A growing amount of college players are making the NHL, so don’t be surprised if you’re hearing names such as Brandon Hickey, Tyler Bird or Miles Gendron in a few seasons.
They’re not the type of players that jump straight to the NHL as teenagers, but the prospects that head to the NCAA ranks have been growing in both number and quality lately. Because their development takes a bit longer, often these players are available in the middle rounds of the draft, but they still get to the NHL.
At the draft combine in Toronto, many college commits were in the early groups for fitness testing. Brown University commit Tyler Bird, a power forward from Kimball Union Academy in New England, was actually the 2014 guinea pig for his peers.
“I was the first guy to finish and do all the events, so that was a little nerve-wracking,” Bird said. “But it was good to get out of the way and it was a good experience.”
The Andover, Mass. product will join the Bears for 2014-15, fast-tracking his commitment to the school after Kimball Union won its league title.
“They were going to see how I did my senior year,” he said. “After the championship it was decided it would be best that I go in next year; I can be a big contributor and help out the team.”
Brandon Hickey was a big help to his Spruce Grove Saints team this season. The Boston University commit helped the Alberta Jr. A squad to a 42-10-3 record, plus a playoff championship. He’ll be head out east next season after doing a lot of research. Hickey also visited Michigan State, but ultimately loved Boston’s campus and facilities. The Terriers are in a bit of rebuild, but have an excellent freshman class coming in that also includes top 2015 prospect Jack Eichel and Jonathan MacLeod, who is also up with Hickey in 2014.
“The rebuilding thing is key, actually,” Hickey said. “You get to play quite a bit your first year, so you can get used to that NCAA speed and pace. That will really help with my development.”
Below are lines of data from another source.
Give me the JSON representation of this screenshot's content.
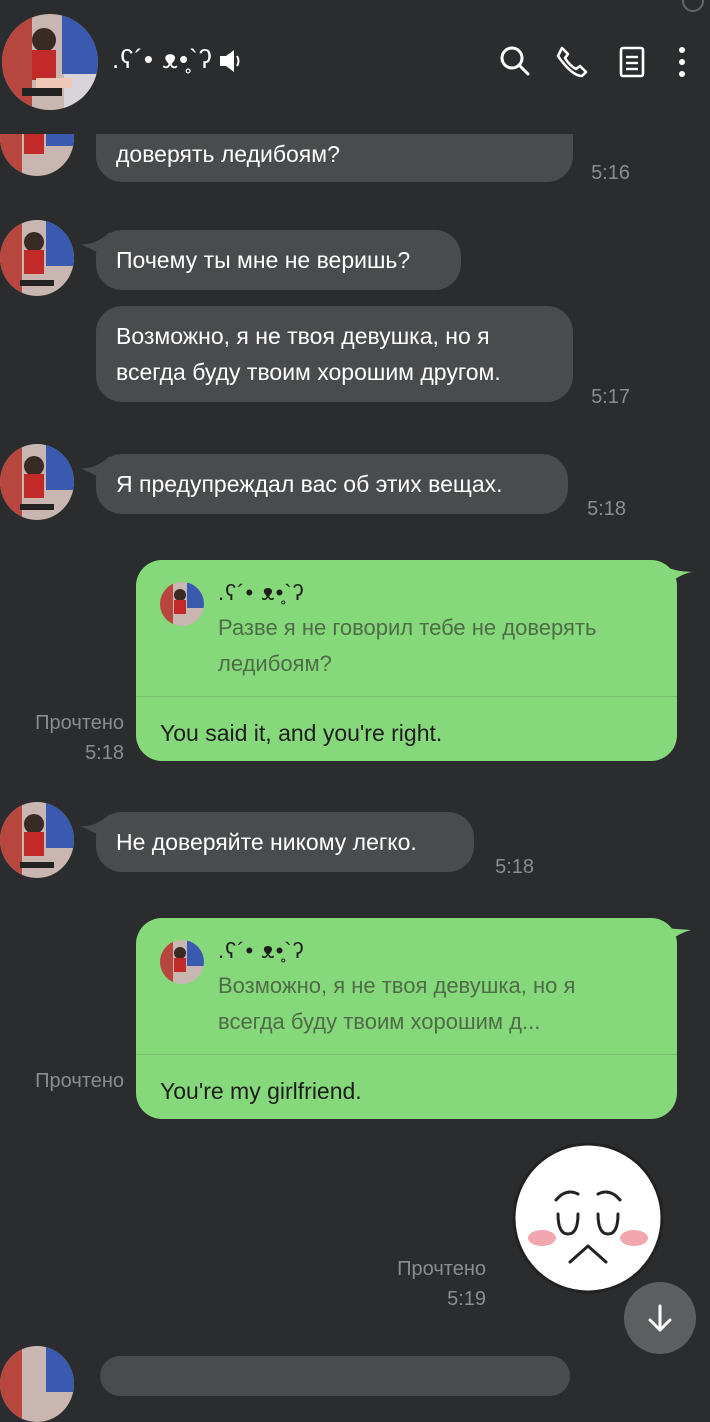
{
  "header": {
    "contact_name": ".ʕ´• ᴥ•̥`ʔ",
    "icons": [
      "search-icon",
      "phone-icon",
      "notes-icon",
      "more-vert-icon",
      "speaker-icon"
    ]
  },
  "messages": [
    {
      "type": "incoming",
      "text": "доверять ледибоям?",
      "time": "5:16"
    },
    {
      "type": "incoming",
      "text": "Почему ты мне не веришь?"
    },
    {
      "type": "incoming",
      "text": "Возможно, я не твоя девушка, но я всегда буду твоим хорошим другом.",
      "time": "5:17"
    },
    {
      "type": "incoming",
      "text": "Я предупреждал вас об этих вещах.",
      "time": "5:18"
    },
    {
      "type": "outgoing",
      "quote_name": ".ʕ´• ᴥ•̥`ʔ",
      "quote_text": "Разве я не говорил тебе не доверять ледибоям?",
      "reply": "You said it, and you're right.",
      "read": "Прочтено",
      "time": "5:18"
    },
    {
      "type": "incoming",
      "text": "Не доверяйте никому легко.",
      "time": "5:18"
    },
    {
      "type": "outgoing",
      "quote_name": ".ʕ´• ᴥ•̥`ʔ",
      "quote_text": "Возможно, я не твоя девушка, но я всегда буду твоим хорошим д...",
      "reply": "You're my girlfriend.",
      "read": "Прочтено"
    },
    {
      "type": "sticker",
      "read": "Прочтено",
      "time": "5:19"
    }
  ],
  "colors": {
    "background": "#2b2c2e",
    "incoming": "#4a4b4d",
    "outgoing": "#86d97a"
  }
}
Even though he may not be as well known to fans as some of the big names from major junior, Hickey doesn’t have to worry about his cred with NHL scouts; they love his skating and his ability to move the puck as a blueliner. But if teams wanted to get to know him better at the combine, he was happy to be oblige during interviews.
“They do their work pretty well,” Hickey said. “They dig into your character, which is a huge thing in the dressing room. It’s a huge thing knowing what kind of person you’re bringing into your organization.”
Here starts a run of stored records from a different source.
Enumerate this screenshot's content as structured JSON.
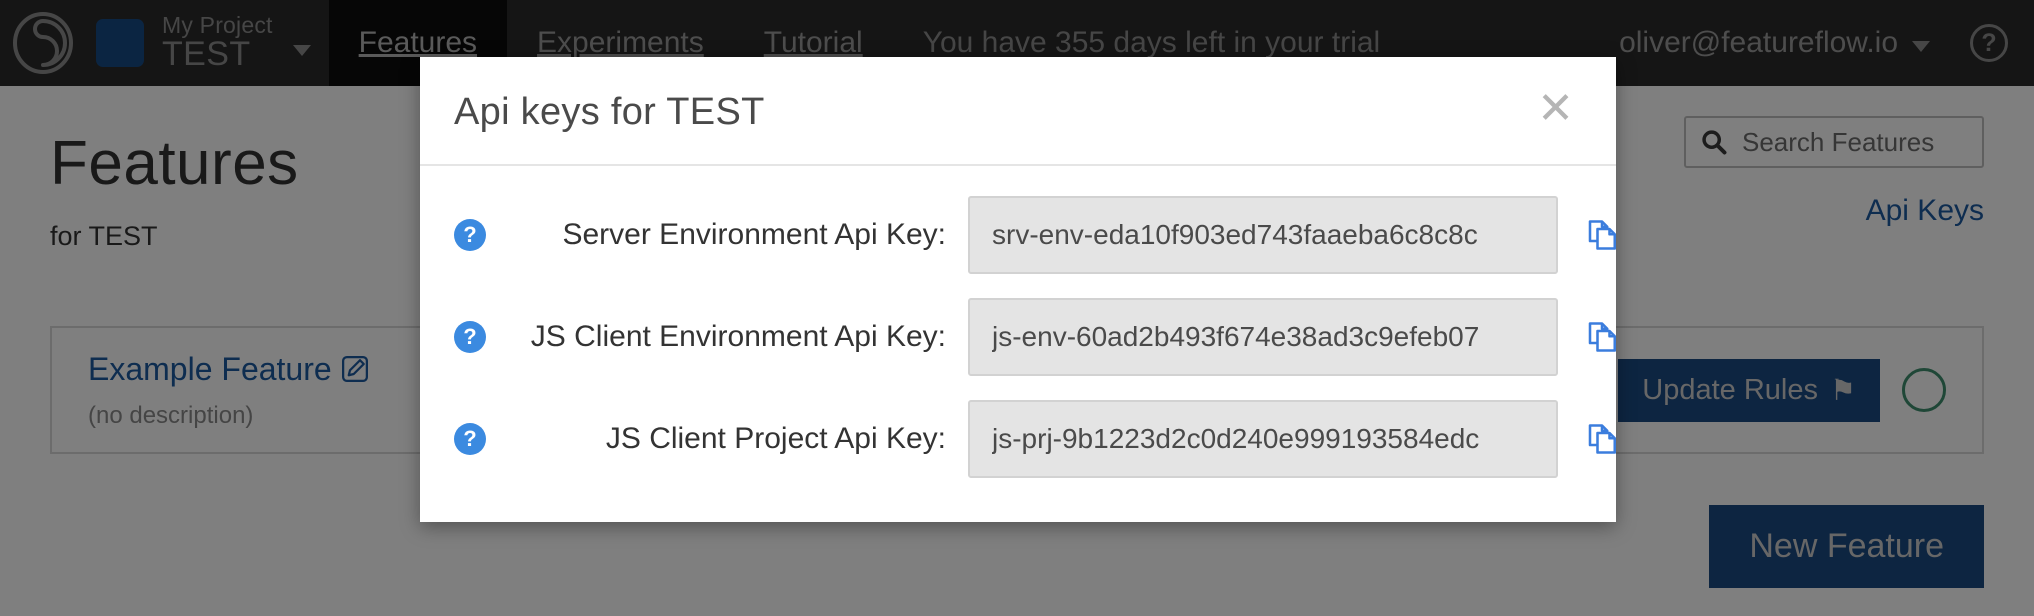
{
  "navbar": {
    "logo_name": "featureflow-logo-icon",
    "project_label": "My Project",
    "project_name": "TEST",
    "project_color": "#174a85",
    "links": [
      {
        "label": "Features",
        "active": true
      },
      {
        "label": "Experiments",
        "active": false
      },
      {
        "label": "Tutorial",
        "active": false
      }
    ],
    "trial_notice": "You have 355 days left in your trial",
    "user_email": "oliver@featureflow.io",
    "help_label": "?"
  },
  "page": {
    "title": "Features",
    "subtitle": "for TEST",
    "api_keys_link": "Api Keys"
  },
  "search": {
    "placeholder": "Search Features",
    "value": ""
  },
  "feature_card": {
    "name": "Example Feature",
    "description": "(no description)",
    "toggle_state": "OFF",
    "update_button": "Update Rules",
    "flag_glyph": "⚑"
  },
  "new_feature_button": "New Feature",
  "modal": {
    "title": "Api keys for TEST",
    "close_glyph": "✕",
    "help_glyph": "?",
    "rows": [
      {
        "label": "Server Environment Api Key:",
        "value": "srv-env-eda10f903ed743faaeba6c8c8c",
        "copy_icon": "copy-icon"
      },
      {
        "label": "JS Client Environment Api Key:",
        "value": "js-env-60ad2b493f674e38ad3c9efeb07",
        "copy_icon": "copy-icon"
      },
      {
        "label": "JS Client Project Api Key:",
        "value": "js-prj-9b1223d2c0d240e999193584edc",
        "copy_icon": "copy-icon"
      }
    ]
  },
  "colors": {
    "navbar_bg": "#2b2b2b",
    "accent_blue": "#1b4a82",
    "link_blue": "#1c5aa0",
    "help_blue": "#3b8ae0",
    "status_green": "#3f8f6f"
  }
}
Miles Gendron wasn’t going to let teams forget him: The New England prep schooler wore neon orange sneakers to the combine, knowing he had the chance to make a big impression.
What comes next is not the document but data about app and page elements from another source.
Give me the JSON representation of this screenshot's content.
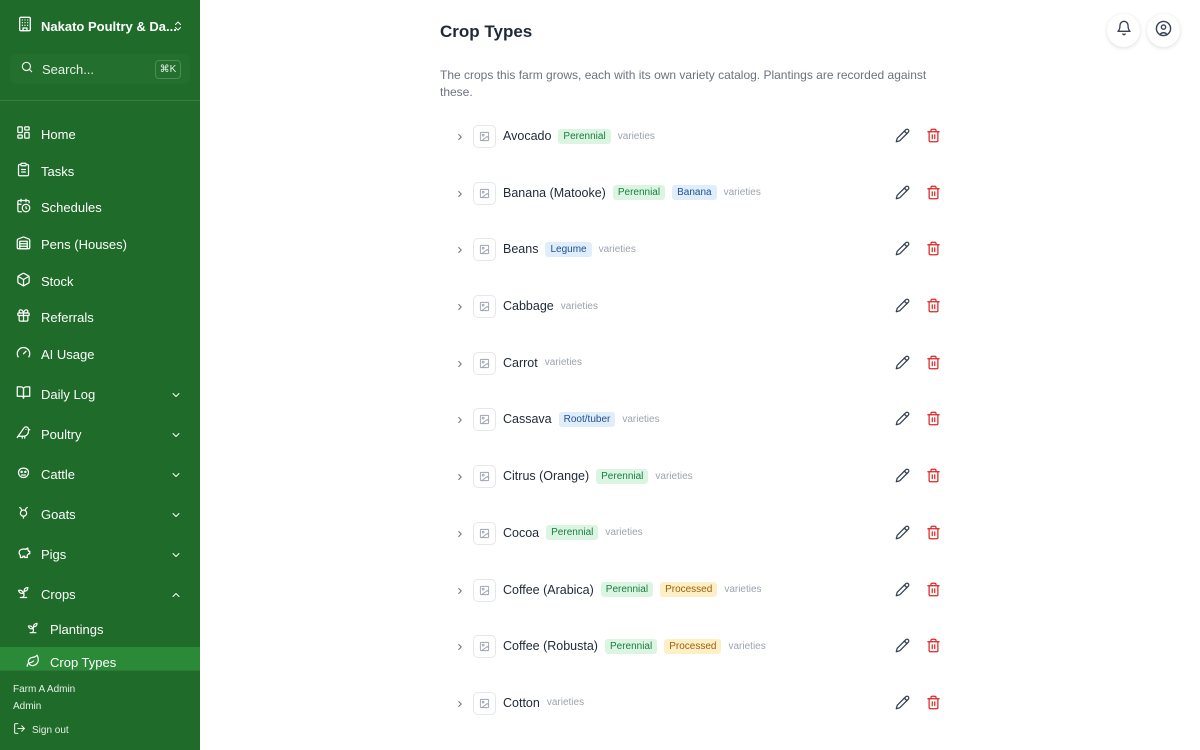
{
  "farm": {
    "name": "Nakato Poultry & Da..."
  },
  "search": {
    "placeholder": "Search...",
    "shortcut": "⌘K"
  },
  "nav": [
    {
      "label": "Home",
      "icon": "grid-icon"
    },
    {
      "label": "Tasks",
      "icon": "clipboard-icon"
    },
    {
      "label": "Schedules",
      "icon": "calendar-clock-icon"
    },
    {
      "label": "Pens (Houses)",
      "icon": "warehouse-icon"
    },
    {
      "label": "Stock",
      "icon": "box-icon"
    },
    {
      "label": "Referrals",
      "icon": "gift-icon"
    },
    {
      "label": "AI Usage",
      "icon": "gauge-icon"
    },
    {
      "label": "Daily Log",
      "icon": "book-icon",
      "expanded": false
    },
    {
      "label": "Poultry",
      "icon": "bird-icon",
      "expanded": false
    },
    {
      "label": "Cattle",
      "icon": "cow-icon",
      "expanded": false
    },
    {
      "label": "Goats",
      "icon": "goat-icon",
      "expanded": false
    },
    {
      "label": "Pigs",
      "icon": "pig-icon",
      "expanded": false
    },
    {
      "label": "Crops",
      "icon": "sprout-icon",
      "expanded": true
    }
  ],
  "subnav": [
    {
      "label": "Plantings",
      "icon": "sprout-icon"
    },
    {
      "label": "Crop Types",
      "icon": "leaf-icon",
      "active": true
    }
  ],
  "user": {
    "name": "Farm A Admin",
    "role": "Admin",
    "signout": "Sign out"
  },
  "page": {
    "title": "Crop Types",
    "description": "The crops this farm grows, each with its own variety catalog. Plantings are recorded against these."
  },
  "varieties_label": "varieties",
  "crops": [
    {
      "name": "Avocado",
      "tags": [
        {
          "text": "Perennial",
          "color": "green"
        }
      ]
    },
    {
      "name": "Banana (Matooke)",
      "tags": [
        {
          "text": "Perennial",
          "color": "green"
        },
        {
          "text": "Banana",
          "color": "blue"
        }
      ]
    },
    {
      "name": "Beans",
      "tags": [
        {
          "text": "Legume",
          "color": "blue"
        }
      ]
    },
    {
      "name": "Cabbage",
      "tags": []
    },
    {
      "name": "Carrot",
      "tags": []
    },
    {
      "name": "Cassava",
      "tags": [
        {
          "text": "Root/tuber",
          "color": "blue"
        }
      ]
    },
    {
      "name": "Citrus (Orange)",
      "tags": [
        {
          "text": "Perennial",
          "color": "green"
        }
      ]
    },
    {
      "name": "Cocoa",
      "tags": [
        {
          "text": "Perennial",
          "color": "green"
        }
      ]
    },
    {
      "name": "Coffee (Arabica)",
      "tags": [
        {
          "text": "Perennial",
          "color": "green"
        },
        {
          "text": "Processed",
          "color": "yellow"
        }
      ]
    },
    {
      "name": "Coffee (Robusta)",
      "tags": [
        {
          "text": "Perennial",
          "color": "green"
        },
        {
          "text": "Processed",
          "color": "yellow"
        }
      ]
    },
    {
      "name": "Cotton",
      "tags": []
    }
  ],
  "colors": {
    "sidebar": "#1e6b2a",
    "active": "#2a8a38",
    "delete": "#dc2626"
  }
}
“For sure it was a big deal,” he said. “Coming from a smaller school you don’t get as much exposure as the CHL guys.”
Gendron played for ex-NHLer Shawn McEachern this year at the Rivers School, which has not traditionally been a powerhouse. But after starting his prep school career as a fourth-line left winger, Gendron switched up to defense when the team hit a spate of injuries and now NHL teams are intrigued (though some scouts still prefer him as a forward) by his puck-moving skills from the back end.
Gendron will go to the B.C. Jr. A League next year before heading off to the University of Connecticut. The Huskies are the newest members of Hockey East and that jump in competition from the Atlantic Hockey conference was a factor in his choice.
“The Hockey East switch was a huge part of it, playing against the best competition,” he said. “I really liked the coaching staff and the campus is awesome. Hopefully I’ll get a chance to play right away as a freshman on the power play and PK.”
That’s two years out, but if NHL teams are patient, they may pick up a gem next month in Philadelphia. That’s the hope with all three players and the long-term potential they all possess.
Brandon Hickey photo courtesy Tim Bates/OJHL Images